Referendum Vote Christchurch Header Image

In view of general opposition, late in 2017 it was decided that a referendum of local Christchurch residents and businesses would be undertaken. This was financed privately. 

The section below shows the basic facts, and the voting form.

First, the basic information to help you make your decision:

Referendum Vote Christchurch


These are the instructions for the voting form.

Referendum Vote Christchurch



There is a tear-off section at the end. You must return this in the pre-paid envelope provided, or you can deliver it yourself to the Council Offices.

Referendum Vote Christchurch


Finally, here is my voting slip completed.
As you can see I have sensibly voted NO to the merger!

Referendum Vote Christchurch


Result: Unsurprisingly, Christchurch voted against by 84%, on a 53% turnout (21,000 people).

On 30 July 2018, a Judicial Review was heard in the High Court. There had been a lot of debate about whether this review should take place at all, especially as the cost would be around £200,000.

Just two of the more-restrained comments on social media give only a mild indication of the strength of feeling:

  • Good luck Christchurch. A lot of people who believe in democracy and local representation is hoping you will win the day.
  • And the rest of us, who don’t appreciate taxpayer funds being wasted in frivolous cases designed to oppose the efficient delivery of services, fully expect you to lose.

The Review was denied. Here is what the Bournemouth Borough Council said about it:

Christchurch Borough Council has spent a very significant amount of council tax payers’ money in pursuing this legal action. The High Court has rejected that challenge and we hope that all Christchurch Borough Councillors will now accept that judgement, and fully take part in planning for and making decisions about the new council.

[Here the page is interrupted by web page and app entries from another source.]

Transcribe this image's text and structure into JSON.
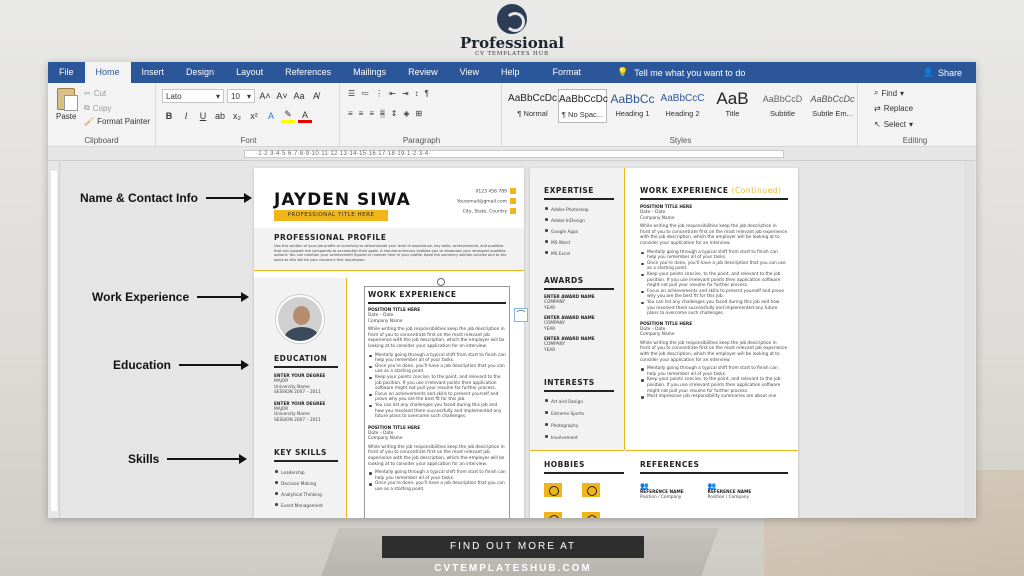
{
  "brand": {
    "name": "Professional",
    "sub": "CV TEMPLATES HUB"
  },
  "menubar": {
    "tabs": [
      "File",
      "Home",
      "Insert",
      "Design",
      "Layout",
      "References",
      "Mailings",
      "Review",
      "View",
      "Help",
      "Format"
    ],
    "active": "Home",
    "tell_me": "Tell me what you want to do",
    "share": "Share"
  },
  "ribbon": {
    "clipboard": {
      "paste": "Paste",
      "cut": "Cut",
      "copy": "Copy",
      "format_painter": "Format Painter",
      "label": "Clipboard"
    },
    "font": {
      "name": "Lato",
      "size": "10",
      "label": "Font"
    },
    "paragraph": {
      "label": "Paragraph"
    },
    "styles": {
      "label": "Styles",
      "items": [
        {
          "sample": "AaBbCcDc",
          "name": "¶ Normal"
        },
        {
          "sample": "AaBbCcDc",
          "name": "¶ No Spac..."
        },
        {
          "sample": "AaBbCc",
          "name": "Heading 1"
        },
        {
          "sample": "AaBbCcC",
          "name": "Heading 2"
        },
        {
          "sample": "AaB",
          "name": "Title"
        },
        {
          "sample": "AaBbCcD",
          "name": "Subtitle"
        },
        {
          "sample": "AaBbCcDc",
          "name": "Subtle Em..."
        }
      ]
    },
    "editing": {
      "find": "Find",
      "replace": "Replace",
      "select": "Select",
      "label": "Editing"
    }
  },
  "annotations": [
    "Name & Contact Info",
    "Work Experience",
    "Education",
    "Skills"
  ],
  "resume": {
    "name": "JAYDEN SIWA",
    "title": "PROFESSIONAL TITLE HERE",
    "contact": [
      "0123 456 789",
      "Youremail@gmail.com",
      "City, State, Country"
    ],
    "profile_heading": "PROFESSIONAL PROFILE",
    "profile_text": "Use this section of your job profile or summary to demonstrate your level of experience, key skills, achievements, and qualities that can support the companies to accomplish their goals. A resume summary enables you to showcase your strongest qualities upfront. You can mention your achievement figures or number here in your profile. Keep the summary section concise and to the point as this will be your resume's first impression.",
    "work_heading": "WORK EXPERIENCE",
    "job_title": "POSITION TITLE HERE",
    "job_date": "Date – Date",
    "company": "Company Name",
    "job_intro": "While writing the job responsibilities keep the job description in front of you to concentrate first on the most relevant job experience with the job description, which the employer will be looking at to consider your application for an interview.",
    "job_bullets": [
      "Mentally going through a typical shift from start to finish can help you remember all of your tasks.",
      "Once you're done, you'll have a job description that you can use as a starting point.",
      "Keep your points concise, to the point, and relevant to the job position. If you use irrelevant points then application software might not pull your resume for further process.",
      "Focus on achievements and skills to present yourself and prove why you are the best fit for this job.",
      "You can list any challenges you faced during this job and how you resolved them successfully and implemented any future plans to overcome such challenges."
    ],
    "job_bullets_short": [
      "Mentally going through a typical shift from start to finish can help you remember all of your tasks.",
      "Keep your points concise, to the point, and relevant to the job position. If you use irrelevant points then application software might not pull your resume for further process.",
      "Most impressive job responsibility summaries are about one"
    ],
    "education_heading": "EDUCATION",
    "education": [
      {
        "degree": "ENTER YOUR DEGREE",
        "major": "MAJOR",
        "school": "University Name",
        "session": "SESSION 2007 – 2011"
      },
      {
        "degree": "ENTER YOUR DEGREE",
        "major": "MAJOR",
        "school": "University Name",
        "session": "SESSION 2007 – 2011"
      }
    ],
    "skills_heading": "KEY SKILLS",
    "skills": [
      "Leadership",
      "Decision Making",
      "Analytical Thinking",
      "Event Management"
    ],
    "expertise_heading": "EXPERTISE",
    "expertise": [
      "Adobe Photoshop",
      "Adobe InDesign",
      "Google Apps",
      "MS Word",
      "MS Excel"
    ],
    "awards_heading": "AWARDS",
    "award": {
      "name": "ENTER AWARD NAME",
      "company": "COMPANY",
      "year": "YEAR"
    },
    "interests_heading": "INTERESTS",
    "interests": [
      "Art and Design",
      "Extreme Sports",
      "Photography",
      "Involvement"
    ],
    "hobbies_heading": "HOBBIES",
    "work_heading_cont": "WORK EXPERIENCE",
    "continued": "(Continued)",
    "references_heading": "REFERENCES",
    "reference": {
      "name": "REFERENCE NAME",
      "position": "Position / Company"
    }
  },
  "footer": {
    "prefix": "FIND OUT MORE AT",
    "site": "CVTEMPLATESHUB.COM"
  },
  "colors": {
    "accent": "#f1b51c",
    "word_blue": "#2b579a"
  }
}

We are optimistic this matter is now behind us, and we can look forward to working together to create the best new local councils we can, to protect public services as much as possible, and to secure future growth and prosperity for our areas.

Debate continued about the possibility of an appeal, but after taking advice, finally the merger was accepted. This is the statement of Christchurch Borough Council Leader, David Flagg:

Having been refused leave to appeal by the judge it was important that the advice of Counsel and Officers was considered when deciding the best way forward. In light of the decision we feel that the best way for us to proceed is to focus our work on getting the best for our residents as we move towards local government reorganisation on 1 April 2019.

Whilst we are of course extremely disappointed with the decision of the judge the Council has fought to represent the wishes of our residents throughout this process.

Having pursued every avenue available to us we must now accept that the Council will be abolished next year. We apologise that we were not successful in keeping Christchurch independent and thank all the residents who supported us in our attempts.


And so it was over. Here is the calendar of subsequent events

Christchurch Merger Plan
Plan for the Merger – Christchurch Courier, Spring 2018